_Extracted data_

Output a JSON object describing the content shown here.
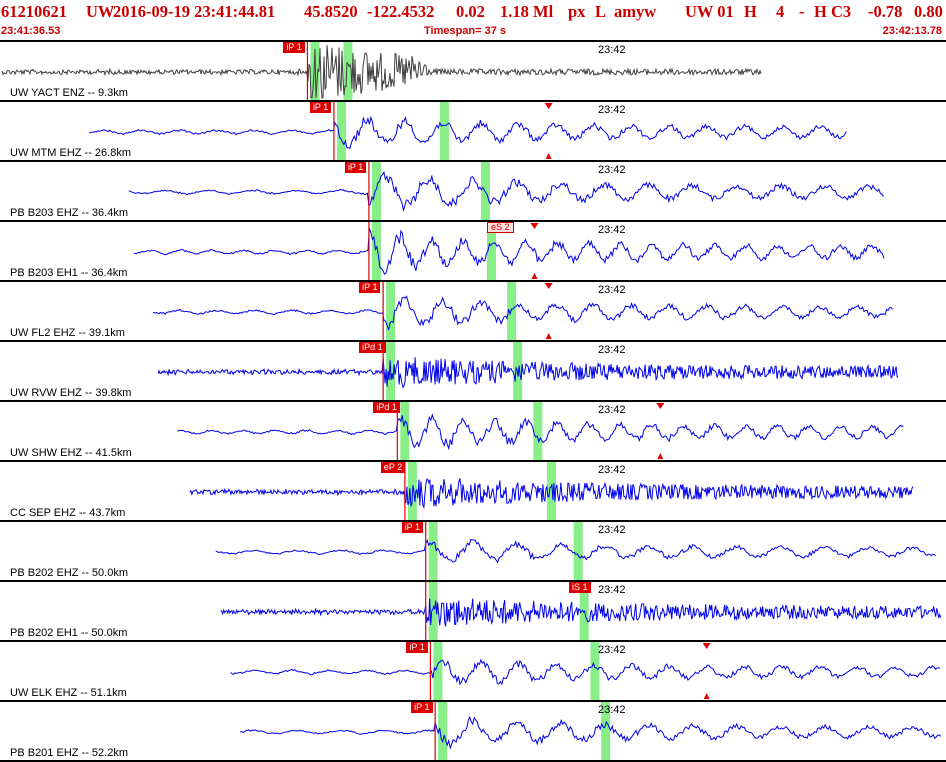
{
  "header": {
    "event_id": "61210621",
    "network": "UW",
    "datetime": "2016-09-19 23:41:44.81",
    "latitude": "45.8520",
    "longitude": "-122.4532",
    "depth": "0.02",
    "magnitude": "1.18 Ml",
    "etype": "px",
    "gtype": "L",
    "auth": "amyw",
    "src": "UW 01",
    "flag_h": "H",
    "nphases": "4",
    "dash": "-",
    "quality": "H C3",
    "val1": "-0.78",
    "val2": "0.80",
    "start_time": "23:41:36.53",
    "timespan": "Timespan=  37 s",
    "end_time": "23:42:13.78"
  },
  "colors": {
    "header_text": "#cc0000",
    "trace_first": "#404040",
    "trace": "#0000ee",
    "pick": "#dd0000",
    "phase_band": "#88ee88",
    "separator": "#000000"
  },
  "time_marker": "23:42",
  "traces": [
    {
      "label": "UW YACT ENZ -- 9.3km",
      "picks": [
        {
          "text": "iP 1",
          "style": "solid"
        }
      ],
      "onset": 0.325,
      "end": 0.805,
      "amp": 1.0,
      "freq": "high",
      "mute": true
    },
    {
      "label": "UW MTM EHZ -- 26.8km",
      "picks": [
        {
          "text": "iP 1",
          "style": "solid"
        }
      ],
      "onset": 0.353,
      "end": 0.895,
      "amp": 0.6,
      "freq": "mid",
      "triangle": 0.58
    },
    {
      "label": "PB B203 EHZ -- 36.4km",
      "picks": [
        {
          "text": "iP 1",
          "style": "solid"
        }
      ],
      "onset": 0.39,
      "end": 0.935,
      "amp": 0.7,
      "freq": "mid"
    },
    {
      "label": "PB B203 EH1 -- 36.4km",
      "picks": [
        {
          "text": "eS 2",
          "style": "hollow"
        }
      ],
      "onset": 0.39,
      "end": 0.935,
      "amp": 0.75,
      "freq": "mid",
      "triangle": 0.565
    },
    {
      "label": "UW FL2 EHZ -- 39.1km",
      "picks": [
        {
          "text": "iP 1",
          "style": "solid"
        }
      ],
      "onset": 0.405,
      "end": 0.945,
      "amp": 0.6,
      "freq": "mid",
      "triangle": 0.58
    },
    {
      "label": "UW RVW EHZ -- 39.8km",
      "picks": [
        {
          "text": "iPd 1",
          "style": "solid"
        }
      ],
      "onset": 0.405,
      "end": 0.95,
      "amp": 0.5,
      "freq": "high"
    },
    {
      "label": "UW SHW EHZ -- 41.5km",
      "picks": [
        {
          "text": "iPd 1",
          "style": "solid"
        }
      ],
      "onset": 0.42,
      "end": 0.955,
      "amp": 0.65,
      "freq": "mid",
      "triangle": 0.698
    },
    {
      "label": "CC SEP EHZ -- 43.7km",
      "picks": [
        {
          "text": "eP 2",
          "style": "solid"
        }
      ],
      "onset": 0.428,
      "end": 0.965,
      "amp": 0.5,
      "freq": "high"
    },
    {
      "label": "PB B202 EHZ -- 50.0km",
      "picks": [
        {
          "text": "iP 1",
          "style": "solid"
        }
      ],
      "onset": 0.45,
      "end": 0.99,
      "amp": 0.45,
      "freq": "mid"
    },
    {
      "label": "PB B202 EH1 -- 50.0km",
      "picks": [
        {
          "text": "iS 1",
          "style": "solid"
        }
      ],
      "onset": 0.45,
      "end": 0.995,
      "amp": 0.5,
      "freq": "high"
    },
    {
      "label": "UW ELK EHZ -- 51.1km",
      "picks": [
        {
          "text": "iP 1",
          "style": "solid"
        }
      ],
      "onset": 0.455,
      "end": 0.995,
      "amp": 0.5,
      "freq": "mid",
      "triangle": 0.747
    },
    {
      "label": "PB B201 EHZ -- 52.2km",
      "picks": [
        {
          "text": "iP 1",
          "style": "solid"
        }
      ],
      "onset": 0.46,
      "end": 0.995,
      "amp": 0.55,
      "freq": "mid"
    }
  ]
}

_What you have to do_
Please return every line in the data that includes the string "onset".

_Exercise solution_
      "onset": 0.325,
      "onset": 0.353,
      "onset": 0.39,
      "onset": 0.39,
      "onset": 0.405,
      "onset": 0.405,
      "onset": 0.42,
      "onset": 0.428,
      "onset": 0.45,
      "onset": 0.45,
      "onset": 0.455,
      "onset": 0.46,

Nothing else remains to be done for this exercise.